As if at this time next year it’s going to pop up again and remind me.
A month or six weeks ago the first of my left in the ground Dahlias started to appear. They were all left in the ground, the only ones in pots were a couple I’d bought as bare tubers. I’d already started doing nightly slug patrols, paying particular attention to the Dahlias and in most cases it seemed to be working. It became clear that it wasn’t working for all of them though, with three plants making no headway at all against the onslaught. I dug them up, keeping an intact rootball as far as I could, put them into 10 litre pots with some old compost filling any spaces. Three weeks spent in my poly tunnel saw them 3-4 inches high, the weather dryer and slug numbers falling rapidly, so back into the ground they went. They seem barely to have noticed and are growing away nicely, albeit some way behind the ones that didn’t need or get the treatment.
It’s the ones the slugs encounter first when they head out from their daytime hiding places that are most vulnerable and I was concerned that when I moved the worst affected plants, the next nearest would be in the firing line. It didn’t seem to happen, maybe by then they were far enough on to take a little munching.
I cut back my Euphorbia mellifera on 13th May. Now, a month later, new growth is starting to develop. When I pruned it, I left the basal inch or so of the mainly two year old shoots that I was removing, thinking that regrowth would come from the dormant buds on the stubs. It hasn’t, instead it is mostly coming from the main framework of the plant around the base of the shoots. I could have taken the shoots off flush and not lost any regrowth, but also not have been left with masses of 1-2 inch dead stubs. I’ll know next time and should have known this, if I’d taken the trouble to see where the shoots I was cutting down had arisen from.
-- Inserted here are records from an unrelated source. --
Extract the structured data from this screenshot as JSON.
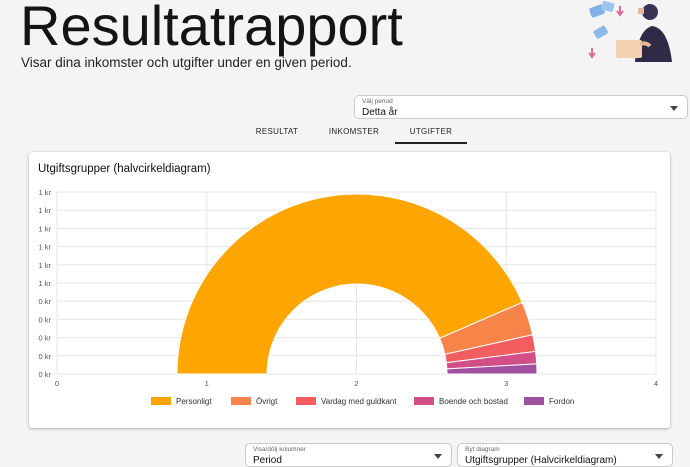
{
  "header": {
    "title": "Resultatrapport",
    "subtitle": "Visar dina inkomster och utgifter under en given period."
  },
  "period_select": {
    "label": "Välj period",
    "value": "Detta år"
  },
  "tabs": [
    {
      "label": "RESULTAT",
      "active": false
    },
    {
      "label": "INKOMSTER",
      "active": false
    },
    {
      "label": "UTGIFTER",
      "active": true
    }
  ],
  "card": {
    "title": "Utgiftsgrupper (halvcirkeldiagram)"
  },
  "chart_data": {
    "type": "pie",
    "subtype": "semicircle-donut",
    "title": "Utgiftsgrupper (halvcirkeldiagram)",
    "y_tick_labels": [
      "1 kr",
      "1 kr",
      "1 kr",
      "1 kr",
      "1 kr",
      "1 kr",
      "0 kr",
      "0 kr",
      "0 kr",
      "0 kr",
      "0 kr"
    ],
    "x_tick_labels": [
      "0",
      "1",
      "2",
      "3",
      "4"
    ],
    "grid": true,
    "legend_position": "bottom",
    "series": [
      {
        "name": "Personligt",
        "value": 87.0,
        "color": "#FFA500"
      },
      {
        "name": "Övrigt",
        "value": 6.0,
        "color": "#F7854A"
      },
      {
        "name": "Vardag med guldkant",
        "value": 3.0,
        "color": "#F25D60"
      },
      {
        "name": "Boende och bostad",
        "value": 2.2,
        "color": "#D14E86"
      },
      {
        "name": "Fordon",
        "value": 1.8,
        "color": "#A0509C"
      }
    ]
  },
  "bottom_selects": [
    {
      "label": "Visa/dölj kolumner",
      "value": "Period"
    },
    {
      "label": "Byt diagram",
      "value": "Utgiftsgrupper (Halvcirkeldiagram)"
    }
  ]
}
I don’t seem to have a record of when they were sown but last year I had seedlings of Rhodochiton atrosanguineus too late in the summer for them to get planted out. As a consequence, around ten plants were kept in a frost protected greenhouse in 1 litre pots until this spring. They never entirely stopped growing and it took an hour or so of careful unravelling to disentangle them without too much damage before planting them out in the garden. They were already in flower and have just got better since, while making good growth. I must search for a label, see if there is a sowing date, then repeat the process for next year.
Finally, a cactus. Taken after I posted my saturday six and lasting only two or three days, so I’d be cheating to include it next week. At least the header Iris will still be flowering next week, the cacti are fleeting in the extreme.